It's not as easy as it
Print on demand (POD) has changed the publishing world, with many new authors
coming to light. Even if you master the technical side (and that can be complex and demanding for the POD
printers), making a profit can be tough on a 350 page novel. Why so?
Well, the set-up costs are, in general minimal, though a really good book cover will cost a few hundred bucks from
a true professional. Let’s look at the math a new author faces, using a company such as LSI in the UK, round
figures only, and short run POD printing:
Book Cover £300
Cover Set up £21
Interior Set up £21
1st proof copy £21
There will be other fixed costs, such as a professional editor (advisable) and the first-time self-publisher may
well need an extra proof run off. Then there are subscriptions to trade databases and advance notifications to take
care of - these can add up to £200/year.
Variable Costs (per copy)
Base cost £0.70
350 pages @ £.011 £3.85
Cost per copy £4.55
Now, want to get this stocked by the trade, so we have to offer a reasonable margin, say of 40% to the retail
trade. So, £4.55 is 60% of the final cost, and £3.04 is the 40% margin for the bookseller, making a total of £7.59.

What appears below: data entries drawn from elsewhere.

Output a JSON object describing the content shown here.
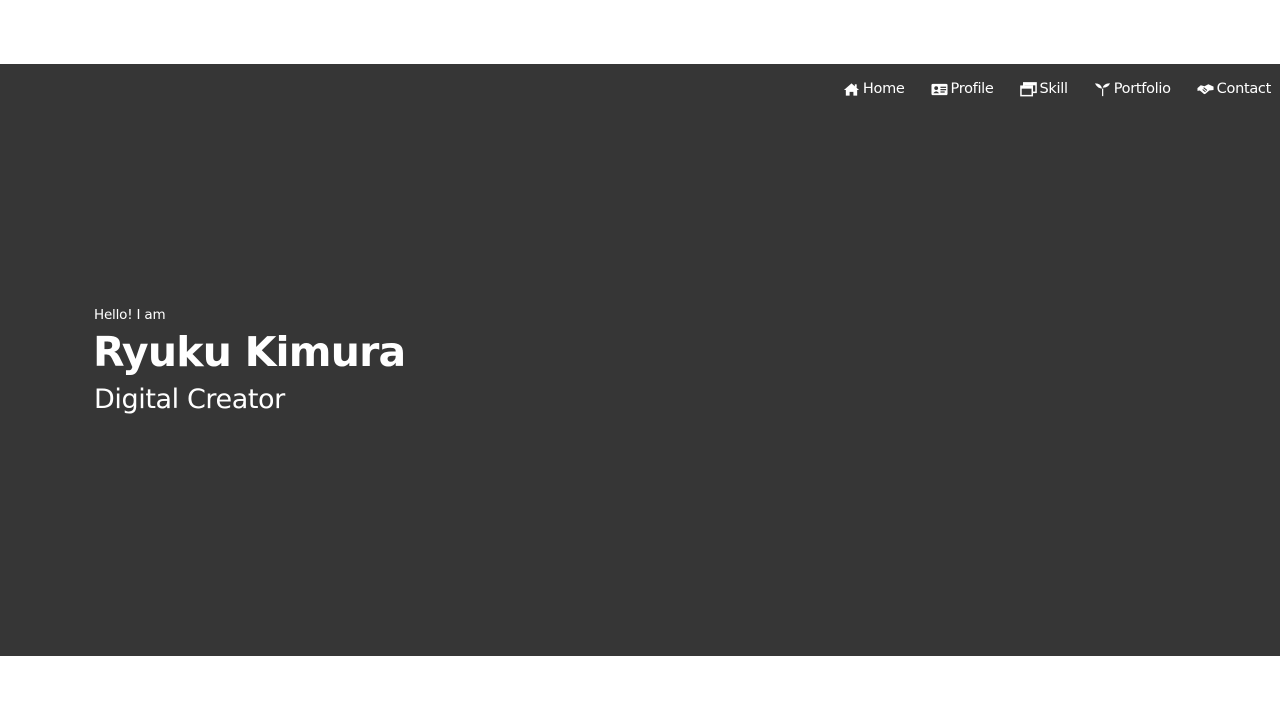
{
  "nav": {
    "items": [
      {
        "label": "Home",
        "icon": "home-icon"
      },
      {
        "label": "Profile",
        "icon": "id-card-icon"
      },
      {
        "label": "Skill",
        "icon": "window-icon"
      },
      {
        "label": "Portfolio",
        "icon": "seedling-icon"
      },
      {
        "label": "Contact",
        "icon": "handshake-icon"
      }
    ]
  },
  "hero": {
    "greeting": "Hello! I am",
    "name": "Ryuku Kimura",
    "role": "Digital Creator"
  },
  "colors": {
    "hero_background": "#363636",
    "page_background": "#ffffff",
    "text": "#ffffff"
  }
}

Also, many of the larger booksellers will only take books ‘on consignment’ - that is, sale or return. POD books are
usually sold on a firm sale basis, so getting stock into the supply chain can be a challenge unless you commit to
paying for a print run of say, 2000 copies. Then the author / publisher will have to take a risk on
Now, how much ‘profit’ does the author/POD publisher want to make on the book (and we’ll ignore the fixed costs for
now)? Is 40p reasonable? That would make the shelf price of the book £7.99.
So, how can an author / POD publisher improve their profits?
Of course, if the author/pod-publisher sells the books directly - say from their website, then they will themselves
get the 40% trade margin. Volumes though are likely to be small, require development of a website and then some
marketing effort, which is not inconsiderable.
Profit can be increased by choosing a large trim size and thereby decreasing pagecount. Format is critical. The
thickness of a book is important, so that buyers feel that they get value for money. 12 or 13 point fonts, with
lots of white space suggest that a book is being padded, and for the self-publisher it adds cost. How do you feel
as a book buyer about a large format novel that is ‘thin’?
Profit can also be increased by careful layout. Cut ten pages from the book and the profit goes from 40p to 50p, an
increase of 25%. Now, authors may be reluctant to make such a cut in the text, but by combining the header and
footer (or eliminating them altogether), and careful adjustment of the fontface, then it’s easy to cut ten, even
twenty pages from the page count, without loss of text. Do, though, make sure that the page is relatively easy to
read. 11 point text is what some regard as the minimum fontsize, but you will occasionally see books printed with
less than 10 point, which are hard work to read - the story has to be really good for the reader to persevere.
If you are squeezing the margins down as well, then a proof copy is essential (and mandatory for first time
publishers with LSI, who will not deal direct with authors). People will quickly tire of reading a book which has
no gutter and has to be prised open to read. LSI recommend 1.3 cm margins and that’s close to the minimum that
works, as they have a 2mm tolerance in the trim.
With an 8.5” x 5.5” trim size, it is possible to produce a 150,000 word novel, with a few illustrations, in 10
point font which is just comfortable to read, in 360 pages, and return a profit (excluding fixed cost recovery), of
about 80 p a copy.
The best way to increase profit though, is to get the sales volume up and invest in an offset printing run, which
can reduce the cost per copy to £1 or less. This gives more flexibility to work at a lower cover price and at the
same time make £3-4 per copy profit. Maybe you will need a publisher after all - why not let us help you? We're
new, we're keen, we're flexible!
© 2011 Phil Marks
wavecrest UK is takes the 'Tech out of POD Publishing. Authors want to
Phil Marks, 30th June 2011
Phil is the Editor at wavecrest UK